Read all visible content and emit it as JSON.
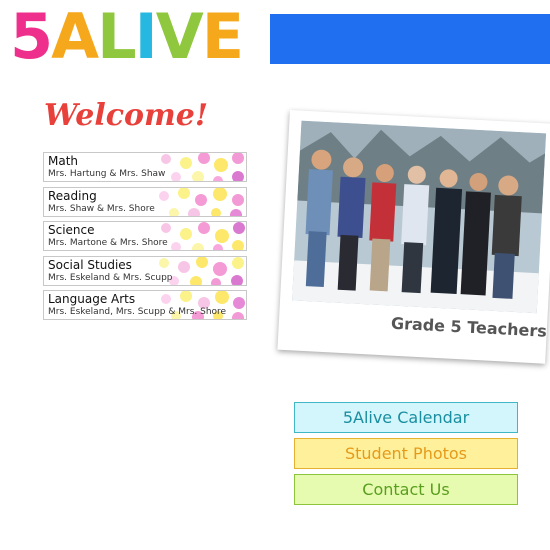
{
  "header": {
    "logo_letters": [
      "5",
      "A",
      "L",
      "I",
      "V",
      "E"
    ],
    "logo_colors": [
      "#ee2f8c",
      "#f6a81c",
      "#8fc73e",
      "#26b8e0",
      "#8fc73e",
      "#f6a81c"
    ],
    "bar_color": "#1f6ff0"
  },
  "welcome": "Welcome!",
  "subjects": [
    {
      "name": "Math",
      "teachers": "Mrs. Hartung & Mrs. Shaw"
    },
    {
      "name": "Reading",
      "teachers": "Mrs. Shaw & Mrs. Shore"
    },
    {
      "name": "Science",
      "teachers": "Mrs. Martone & Mrs. Shore"
    },
    {
      "name": "Social Studies",
      "teachers": "Mrs. Eskeland & Mrs. Scupp"
    },
    {
      "name": "Language Arts",
      "teachers": "Mrs. Eskeland, Mrs. Scupp & Mrs. Shore"
    }
  ],
  "photo": {
    "caption": "Grade 5 Teachers"
  },
  "buttons": {
    "calendar": "5Alive Calendar",
    "photos": "Student Photos",
    "contact": "Contact Us"
  }
}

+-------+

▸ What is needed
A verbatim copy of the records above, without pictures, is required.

▸ Answer section
Read all visible content and emit it as JSON.
{
  "header": {
    "logo_letters": [
      "5",
      "A",
      "L",
      "I",
      "V",
      "E"
    ],
    "logo_colors": [
      "#ee2f8c",
      "#f6a81c",
      "#8fc73e",
      "#26b8e0",
      "#8fc73e",
      "#f6a81c"
    ],
    "bar_color": "#1f6ff0"
  },
  "welcome": "Welcome!",
  "subjects": [
    {
      "name": "Math",
      "teachers": "Mrs. Hartung & Mrs. Shaw"
    },
    {
      "name": "Reading",
      "teachers": "Mrs. Shaw & Mrs. Shore"
    },
    {
      "name": "Science",
      "teachers": "Mrs. Martone & Mrs. Shore"
    },
    {
      "name": "Social Studies",
      "teachers": "Mrs. Eskeland & Mrs. Scupp"
    },
    {
      "name": "Language Arts",
      "teachers": "Mrs. Eskeland, Mrs. Scupp & Mrs. Shore"
    }
  ],
  "photo": {
    "caption": "Grade 5 Teachers"
  },
  "buttons": {
    "calendar": "5Alive Calendar",
    "photos": "Student Photos",
    "contact": "Contact Us"
  }
}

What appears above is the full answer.